◆ **WHAT TO PRODUCE**
Your answer should consist of each line from the data below that contains "segment".

**** MATERIAL PROVIDED

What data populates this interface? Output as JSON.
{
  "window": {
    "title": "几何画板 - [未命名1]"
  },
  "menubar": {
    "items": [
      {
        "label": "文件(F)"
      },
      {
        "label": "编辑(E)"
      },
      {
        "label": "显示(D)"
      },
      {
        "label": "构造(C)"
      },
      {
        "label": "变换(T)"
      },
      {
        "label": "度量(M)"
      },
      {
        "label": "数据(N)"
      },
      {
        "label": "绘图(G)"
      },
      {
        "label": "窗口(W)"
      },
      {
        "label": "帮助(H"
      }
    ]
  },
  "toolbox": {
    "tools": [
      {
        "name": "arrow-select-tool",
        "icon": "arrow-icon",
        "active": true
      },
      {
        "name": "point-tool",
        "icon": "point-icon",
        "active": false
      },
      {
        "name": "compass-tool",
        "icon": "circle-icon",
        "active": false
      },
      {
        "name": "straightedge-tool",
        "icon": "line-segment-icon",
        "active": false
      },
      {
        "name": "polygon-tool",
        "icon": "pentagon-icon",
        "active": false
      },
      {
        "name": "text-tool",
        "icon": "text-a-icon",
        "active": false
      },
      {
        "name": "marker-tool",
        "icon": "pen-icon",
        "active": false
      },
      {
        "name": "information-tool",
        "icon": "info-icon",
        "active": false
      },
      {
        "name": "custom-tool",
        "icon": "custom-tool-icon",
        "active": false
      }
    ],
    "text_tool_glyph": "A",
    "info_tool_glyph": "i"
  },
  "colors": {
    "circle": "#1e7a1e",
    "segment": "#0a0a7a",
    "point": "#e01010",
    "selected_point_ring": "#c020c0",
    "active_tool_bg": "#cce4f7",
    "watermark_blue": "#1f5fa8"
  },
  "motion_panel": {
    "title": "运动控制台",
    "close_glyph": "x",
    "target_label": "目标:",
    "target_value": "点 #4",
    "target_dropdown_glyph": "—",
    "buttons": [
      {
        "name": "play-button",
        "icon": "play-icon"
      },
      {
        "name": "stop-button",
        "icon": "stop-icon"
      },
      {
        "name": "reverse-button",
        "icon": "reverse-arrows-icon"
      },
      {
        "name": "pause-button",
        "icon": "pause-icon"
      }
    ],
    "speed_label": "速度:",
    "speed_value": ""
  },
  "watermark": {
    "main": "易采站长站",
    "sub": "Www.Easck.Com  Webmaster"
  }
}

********

◆ **EXERCISE SOLUTION**
        "icon": "line-segment-icon",
    "segment": "#0a0a7a",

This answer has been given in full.